### WORK TASK
Quote the records that follow in full, leaving the pictures out.

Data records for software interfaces
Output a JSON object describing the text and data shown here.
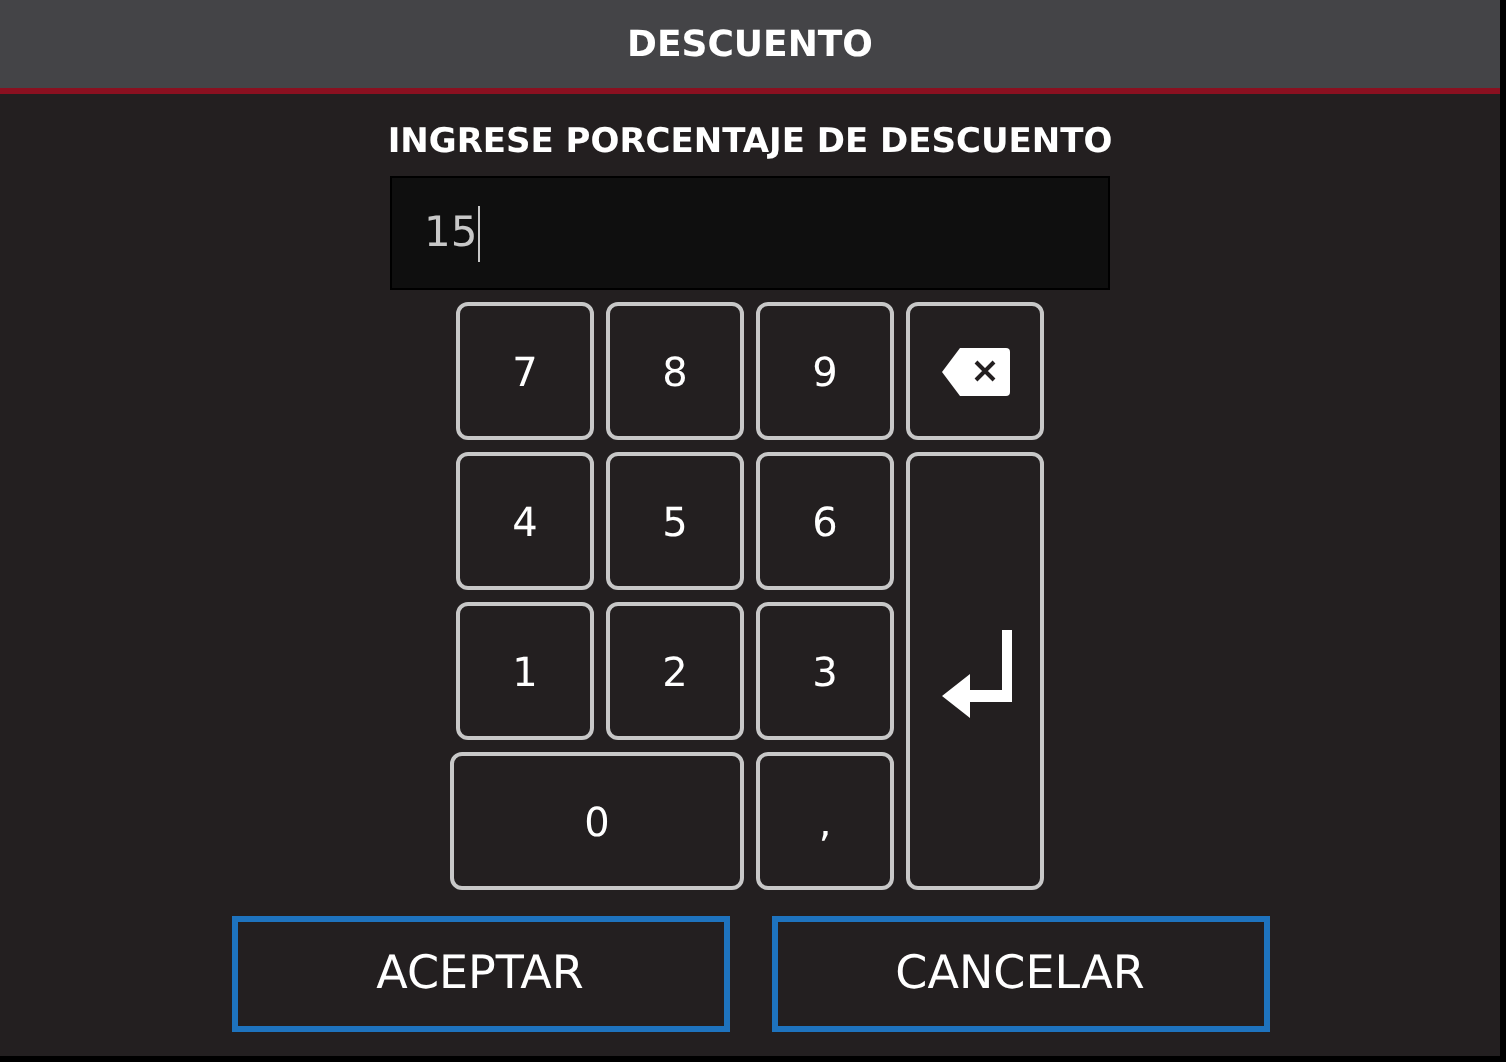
{
  "window": {
    "title": "DESCUENTO"
  },
  "prompt": "INGRESE PORCENTAJE DE DESCUENTO",
  "field": {
    "value": "15"
  },
  "keys": [
    {
      "kind": "digit",
      "label": "7"
    },
    {
      "kind": "digit",
      "label": "8"
    },
    {
      "kind": "digit",
      "label": "9"
    },
    {
      "kind": "backspace"
    },
    {
      "kind": "digit",
      "label": "4"
    },
    {
      "kind": "digit",
      "label": "5"
    },
    {
      "kind": "digit",
      "label": "6"
    },
    {
      "kind": "enter"
    },
    {
      "kind": "digit",
      "label": "1"
    },
    {
      "kind": "digit",
      "label": "2"
    },
    {
      "kind": "digit",
      "label": "3"
    },
    {
      "kind": "wide",
      "label": "0"
    },
    {
      "kind": "digit",
      "label": ","
    }
  ],
  "buttons": [
    {
      "label": "ACEPTAR"
    },
    {
      "label": "CANCELAR"
    }
  ]
}
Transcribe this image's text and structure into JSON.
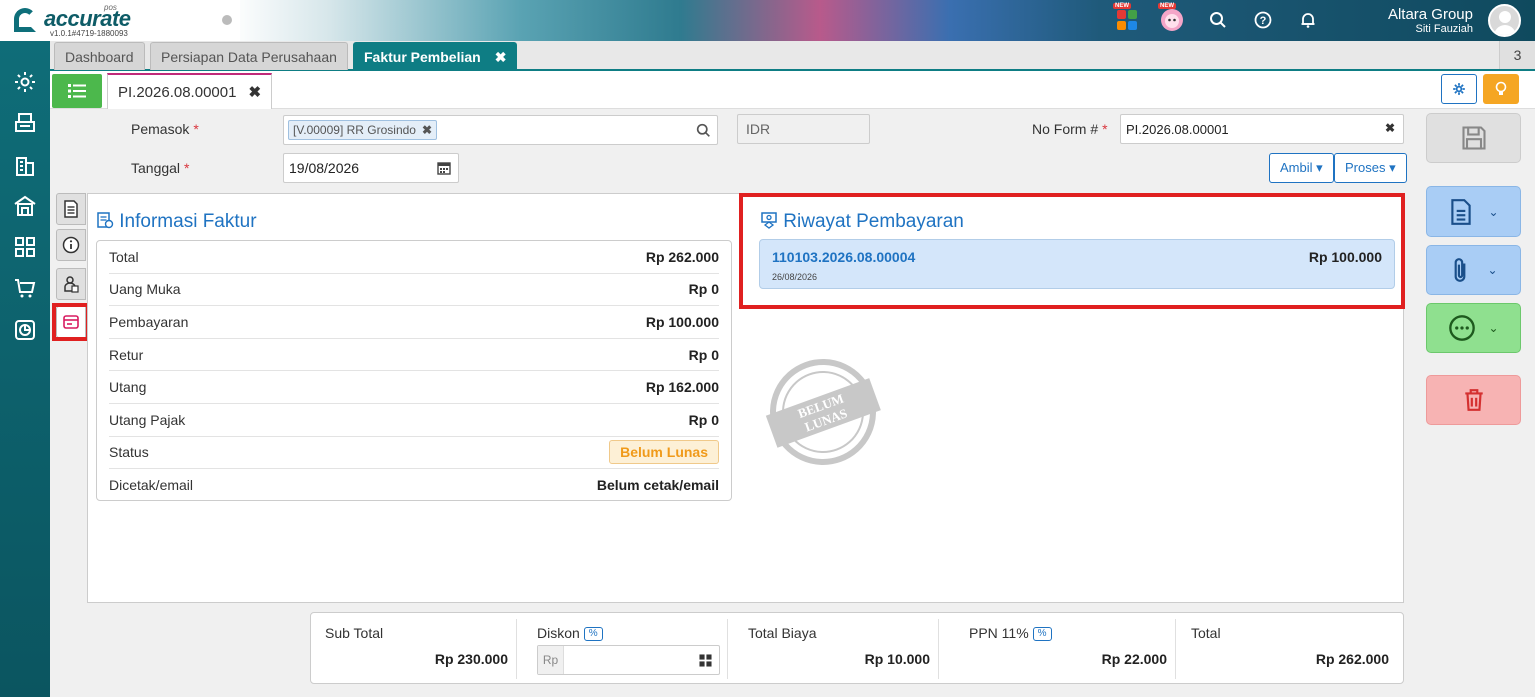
{
  "header": {
    "logo": "accurate",
    "logo_sub": "pos",
    "version": "v1.0.1#4719-1880093",
    "new_badge": "NEW",
    "company": "Altara Group",
    "user": "Siti Fauziah"
  },
  "tabs": [
    {
      "label": "Dashboard"
    },
    {
      "label": "Persiapan Data Perusahaan"
    },
    {
      "label": "Faktur Pembelian",
      "close": "✖"
    }
  ],
  "tab_count": "3",
  "document_tab": {
    "label": "PI.2026.08.00001",
    "close": "✖"
  },
  "form": {
    "supplier_label": "Pemasok",
    "supplier_value": "[V.00009] RR Grosindo",
    "supplier_remove": "✖",
    "currency": "IDR",
    "date_label": "Tanggal",
    "date_value": "19/08/2026",
    "form_no_label": "No Form #",
    "form_no_value": "PI.2026.08.00001",
    "required_mark": "*",
    "clear": "✖",
    "ambil": "Ambil",
    "proses": "Proses"
  },
  "info": {
    "title": "Informasi Faktur",
    "rows": [
      {
        "label": "Total",
        "value": "Rp 262.000"
      },
      {
        "label": "Uang Muka",
        "value": "Rp 0"
      },
      {
        "label": "Pembayaran",
        "value": "Rp 100.000"
      },
      {
        "label": "Retur",
        "value": "Rp 0"
      },
      {
        "label": "Utang",
        "value": "Rp 162.000"
      },
      {
        "label": "Utang Pajak",
        "value": "Rp 0"
      },
      {
        "label": "Status",
        "value": "Belum Lunas"
      },
      {
        "label": "Dicetak/email",
        "value": "Belum cetak/email"
      }
    ]
  },
  "payment_history": {
    "title": "Riwayat Pembayaran",
    "items": [
      {
        "number": "110103.2026.08.00004",
        "amount": "Rp 100.000",
        "date": "26/08/2026"
      }
    ]
  },
  "stamp": {
    "line1": "BELUM",
    "line2": "LUNAS"
  },
  "totals": {
    "subtotal_label": "Sub Total",
    "subtotal_value": "Rp 230.000",
    "discount_label": "Diskon",
    "discount_badge": "%",
    "discount_placeholder": "Rp",
    "biaya_label": "Total Biaya",
    "biaya_value": "Rp 10.000",
    "ppn_label": "PPN 11%",
    "ppn_badge": "%",
    "ppn_value": "Rp 22.000",
    "total_label": "Total",
    "total_value": "Rp 262.000"
  },
  "colors": {
    "accent": "#1f73c2",
    "teal": "#0e7d84",
    "highlight": "#e02020",
    "status": "#f09a1a"
  }
}
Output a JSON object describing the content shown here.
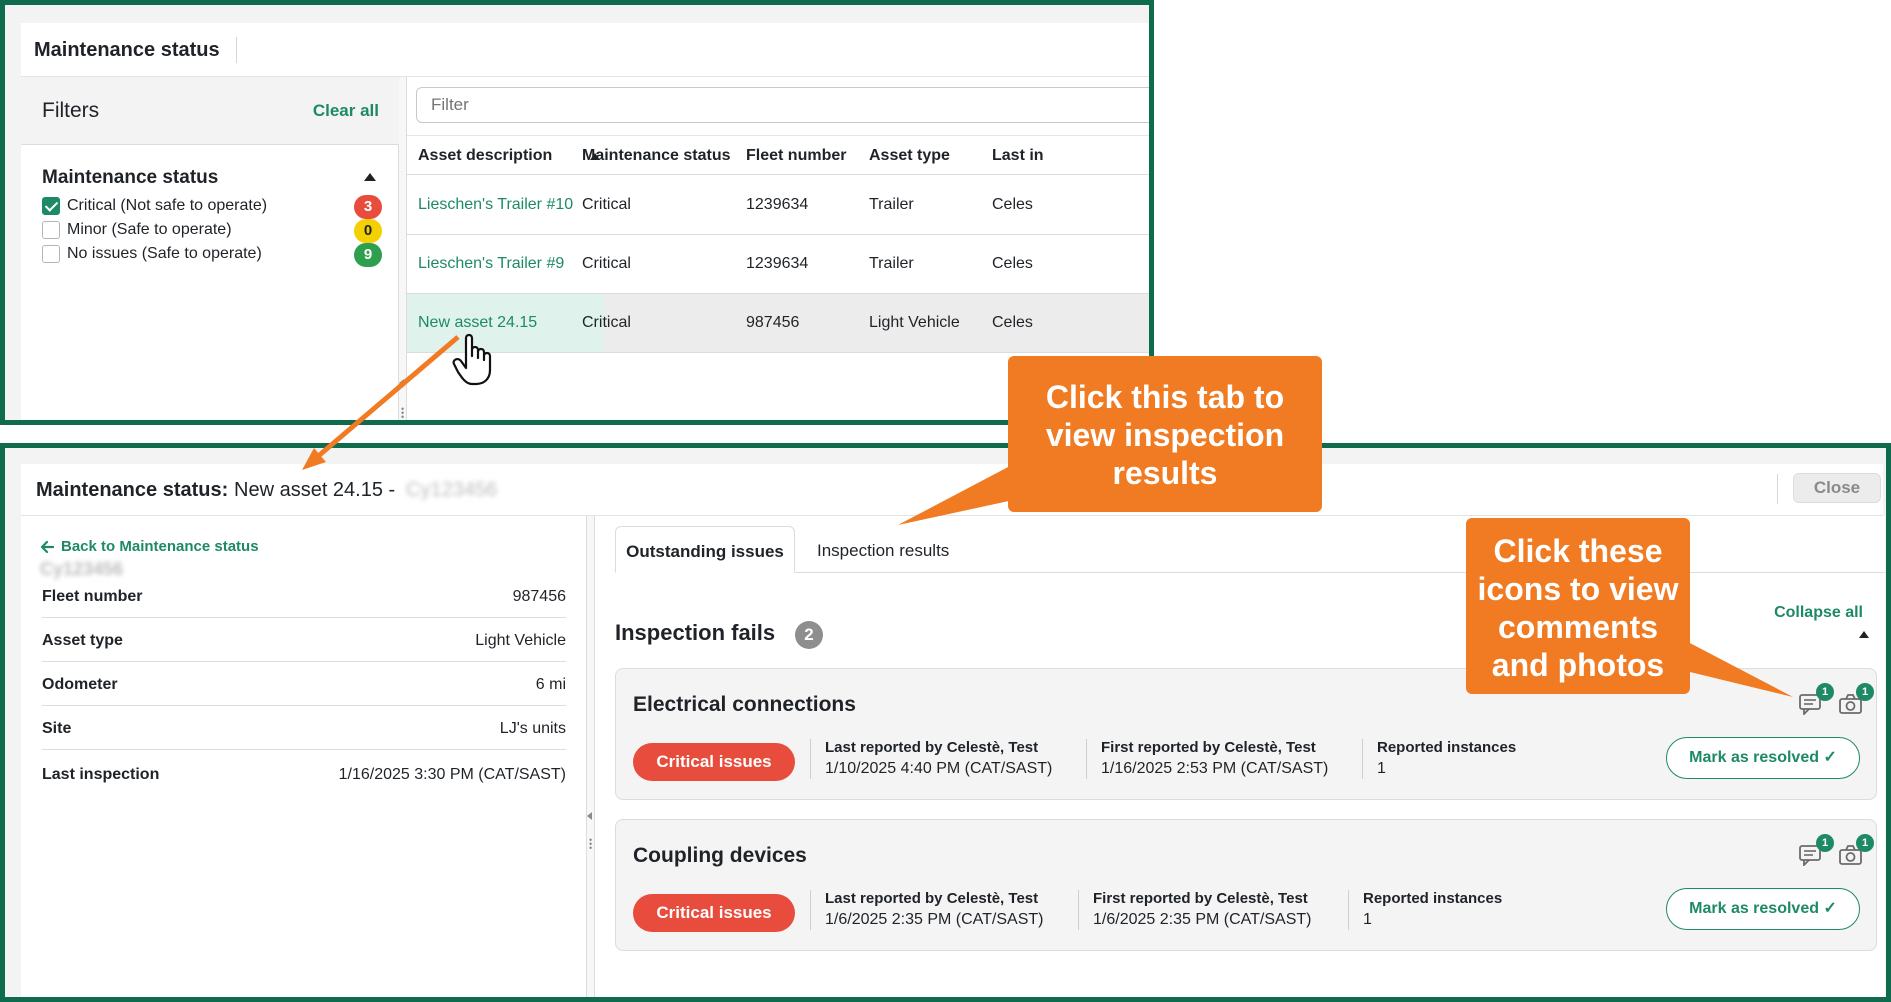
{
  "top_panel": {
    "title": "Maintenance status",
    "filters": {
      "heading": "Filters",
      "clear_all": "Clear all",
      "section_title": "Maintenance status",
      "options": [
        {
          "label": "Critical (Not safe to operate)",
          "count": "3",
          "checked": true,
          "color": "#e74c3c"
        },
        {
          "label": "Minor (Safe to operate)",
          "count": "0",
          "checked": false,
          "color": "#f5d000"
        },
        {
          "label": "No issues (Safe to operate)",
          "count": "9",
          "checked": false,
          "color": "#2e9e4f"
        }
      ]
    },
    "grid": {
      "filter_placeholder": "Filter",
      "columns": [
        "Asset description",
        "Maintenance status",
        "Fleet number",
        "Asset type",
        "Last in"
      ],
      "rows": [
        {
          "asset": "Lieschen's Trailer #10",
          "status": "Critical",
          "fleet": "1239634",
          "type": "Trailer",
          "last": "Celes"
        },
        {
          "asset": "Lieschen's Trailer #9",
          "status": "Critical",
          "fleet": "1239634",
          "type": "Trailer",
          "last": "Celes"
        },
        {
          "asset": "New asset 24.15",
          "status": "Critical",
          "fleet": "987456",
          "type": "Light Vehicle",
          "last": "Celes"
        }
      ]
    }
  },
  "detail": {
    "title_label": "Maintenance status:",
    "title_value": "New asset 24.15 -",
    "title_blurred": "Cy123456",
    "close_label": "Close",
    "back_label": "Back to Maintenance status",
    "asset_id_blurred": "Cy123456",
    "fields": [
      {
        "key": "Fleet number",
        "value": "987456"
      },
      {
        "key": "Asset type",
        "value": "Light Vehicle"
      },
      {
        "key": "Odometer",
        "value": "6 mi"
      },
      {
        "key": "Site",
        "value": "LJ's units"
      },
      {
        "key": "Last inspection",
        "value": "1/16/2025 3:30 PM (CAT/SAST)"
      }
    ],
    "tabs": [
      "Outstanding issues",
      "Inspection results"
    ],
    "collapse_all": "Collapse all",
    "section_title": "Inspection fails",
    "section_count": "2",
    "cards": [
      {
        "title": "Electrical connections",
        "pill": "Critical issues",
        "last_reported_label": "Last reported by Celestè, Test",
        "last_reported_value": "1/10/2025 4:40 PM (CAT/SAST)",
        "first_reported_label": "First reported by Celestè, Test",
        "first_reported_value": "1/16/2025 2:53 PM (CAT/SAST)",
        "instances_label": "Reported instances",
        "instances_value": "1",
        "comments_count": "1",
        "photos_count": "1",
        "resolve_label": "Mark as resolved ✓"
      },
      {
        "title": "Coupling devices",
        "pill": "Critical issues",
        "last_reported_label": "Last reported by Celestè, Test",
        "last_reported_value": "1/6/2025 2:35 PM (CAT/SAST)",
        "first_reported_label": "First reported by Celestè, Test",
        "first_reported_value": "1/6/2025 2:35 PM (CAT/SAST)",
        "instances_label": "Reported instances",
        "instances_value": "1",
        "comments_count": "1",
        "photos_count": "1",
        "resolve_label": "Mark as resolved ✓"
      }
    ]
  },
  "callouts": {
    "tab": "Click this tab to view inspection results",
    "icons": "Click these icons to view comments and photos"
  },
  "colors": {
    "frame": "#0f6b4d",
    "accent": "#1e8a65",
    "callout": "#f07b22",
    "critical": "#e74c3c"
  }
}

### TASK RESULT
Output a JSON object describing the text and data shown here.
{
  "window": {
    "title": "DESCUENTO"
  },
  "prompt": "INGRESE PORCENTAJE DE DESCUENTO",
  "field": {
    "value": "15"
  },
  "keys": [
    {
      "kind": "digit",
      "label": "7"
    },
    {
      "kind": "digit",
      "label": "8"
    },
    {
      "kind": "digit",
      "label": "9"
    },
    {
      "kind": "backspace"
    },
    {
      "kind": "digit",
      "label": "4"
    },
    {
      "kind": "digit",
      "label": "5"
    },
    {
      "kind": "digit",
      "label": "6"
    },
    {
      "kind": "enter"
    },
    {
      "kind": "digit",
      "label": "1"
    },
    {
      "kind": "digit",
      "label": "2"
    },
    {
      "kind": "digit",
      "label": "3"
    },
    {
      "kind": "wide",
      "label": "0"
    },
    {
      "kind": "digit",
      "label": ","
    }
  ],
  "buttons": [
    {
      "label": "ACEPTAR"
    },
    {
      "label": "CANCELAR"
    }
  ]
}
Transcribe this image's text and structure into JSON.
{
  "header": {
    "logo": "accurate",
    "logo_sub": "pos",
    "version": "v1.0.1#4719-1880093",
    "new_badge": "NEW",
    "company": "Altara Group",
    "user": "Siti Fauziah"
  },
  "tabs": [
    {
      "label": "Dashboard"
    },
    {
      "label": "Persiapan Data Perusahaan"
    },
    {
      "label": "Faktur Pembelian",
      "close": "✖"
    }
  ],
  "tab_count": "3",
  "document_tab": {
    "label": "PI.2026.08.00001",
    "close": "✖"
  },
  "form": {
    "supplier_label": "Pemasok",
    "supplier_value": "[V.00009] RR Grosindo",
    "supplier_remove": "✖",
    "currency": "IDR",
    "date_label": "Tanggal",
    "date_value": "19/08/2026",
    "form_no_label": "No Form #",
    "form_no_value": "PI.2026.08.00001",
    "required_mark": "*",
    "clear": "✖",
    "ambil": "Ambil",
    "proses": "Proses"
  },
  "info": {
    "title": "Informasi Faktur",
    "rows": [
      {
        "label": "Total",
        "value": "Rp 262.000"
      },
      {
        "label": "Uang Muka",
        "value": "Rp 0"
      },
      {
        "label": "Pembayaran",
        "value": "Rp 100.000"
      },
      {
        "label": "Retur",
        "value": "Rp 0"
      },
      {
        "label": "Utang",
        "value": "Rp 162.000"
      },
      {
        "label": "Utang Pajak",
        "value": "Rp 0"
      },
      {
        "label": "Status",
        "value": "Belum Lunas"
      },
      {
        "label": "Dicetak/email",
        "value": "Belum cetak/email"
      }
    ]
  },
  "payment_history": {
    "title": "Riwayat Pembayaran",
    "items": [
      {
        "number": "110103.2026.08.00004",
        "amount": "Rp 100.000",
        "date": "26/08/2026"
      }
    ]
  },
  "stamp": {
    "line1": "BELUM",
    "line2": "LUNAS"
  },
  "totals": {
    "subtotal_label": "Sub Total",
    "subtotal_value": "Rp 230.000",
    "discount_label": "Diskon",
    "discount_badge": "%",
    "discount_placeholder": "Rp",
    "biaya_label": "Total Biaya",
    "biaya_value": "Rp 10.000",
    "ppn_label": "PPN 11%",
    "ppn_badge": "%",
    "ppn_value": "Rp 22.000",
    "total_label": "Total",
    "total_value": "Rp 262.000"
  },
  "colors": {
    "accent": "#1f73c2",
    "teal": "#0e7d84",
    "highlight": "#e02020",
    "status": "#f09a1a"
  }
}
Output a JSON object describing the content shown here.
{
  "top_panel": {
    "title": "Maintenance status",
    "filters": {
      "heading": "Filters",
      "clear_all": "Clear all",
      "section_title": "Maintenance status",
      "options": [
        {
          "label": "Critical (Not safe to operate)",
          "count": "3",
          "checked": true,
          "color": "#e74c3c"
        },
        {
          "label": "Minor (Safe to operate)",
          "count": "0",
          "checked": false,
          "color": "#f5d000"
        },
        {
          "label": "No issues (Safe to operate)",
          "count": "9",
          "checked": false,
          "color": "#2e9e4f"
        }
      ]
    },
    "grid": {
      "filter_placeholder": "Filter",
      "columns": [
        "Asset description",
        "Maintenance status",
        "Fleet number",
        "Asset type",
        "Last in"
      ],
      "rows": [
        {
          "asset": "Lieschen's Trailer #10",
          "status": "Critical",
          "fleet": "1239634",
          "type": "Trailer",
          "last": "Celes"
        },
        {
          "asset": "Lieschen's Trailer #9",
          "status": "Critical",
          "fleet": "1239634",
          "type": "Trailer",
          "last": "Celes"
        },
        {
          "asset": "New asset 24.15",
          "status": "Critical",
          "fleet": "987456",
          "type": "Light Vehicle",
          "last": "Celes"
        }
      ]
    }
  },
  "detail": {
    "title_label": "Maintenance status:",
    "title_value": "New asset 24.15 -",
    "title_blurred": "Cy123456",
    "close_label": "Close",
    "back_label": "Back to Maintenance status",
    "asset_id_blurred": "Cy123456",
    "fields": [
      {
        "key": "Fleet number",
        "value": "987456"
      },
      {
        "key": "Asset type",
        "value": "Light Vehicle"
      },
      {
        "key": "Odometer",
        "value": "6 mi"
      },
      {
        "key": "Site",
        "value": "LJ's units"
      },
      {
        "key": "Last inspection",
        "value": "1/16/2025 3:30 PM (CAT/SAST)"
      }
    ],
    "tabs": [
      "Outstanding issues",
      "Inspection results"
    ],
    "collapse_all": "Collapse all",
    "section_title": "Inspection fails",
    "section_count": "2",
    "cards": [
      {
        "title": "Electrical connections",
        "pill": "Critical issues",
        "last_reported_label": "Last reported by Celestè, Test",
        "last_reported_value": "1/10/2025 4:40 PM (CAT/SAST)",
        "first_reported_label": "First reported by Celestè, Test",
        "first_reported_value": "1/16/2025 2:53 PM (CAT/SAST)",
        "instances_label": "Reported instances",
        "instances_value": "1",
        "comments_count": "1",
        "photos_count": "1",
        "resolve_label": "Mark as resolved ✓"
      },
      {
        "title": "Coupling devices",
        "pill": "Critical issues",
        "last_reported_label": "Last reported by Celestè, Test",
        "last_reported_value": "1/6/2025 2:35 PM (CAT/SAST)",
        "first_reported_label": "First reported by Celestè, Test",
        "first_reported_value": "1/6/2025 2:35 PM (CAT/SAST)",
        "instances_label": "Reported instances",
        "instances_value": "1",
        "comments_count": "1",
        "photos_count": "1",
        "resolve_label": "Mark as resolved ✓"
      }
    ]
  },
  "callouts": {
    "tab": "Click this tab to view inspection results",
    "icons": "Click these icons to view comments and photos"
  },
  "colors": {
    "frame": "#0f6b4d",
    "accent": "#1e8a65",
    "callout": "#f07b22",
    "critical": "#e74c3c"
  }
}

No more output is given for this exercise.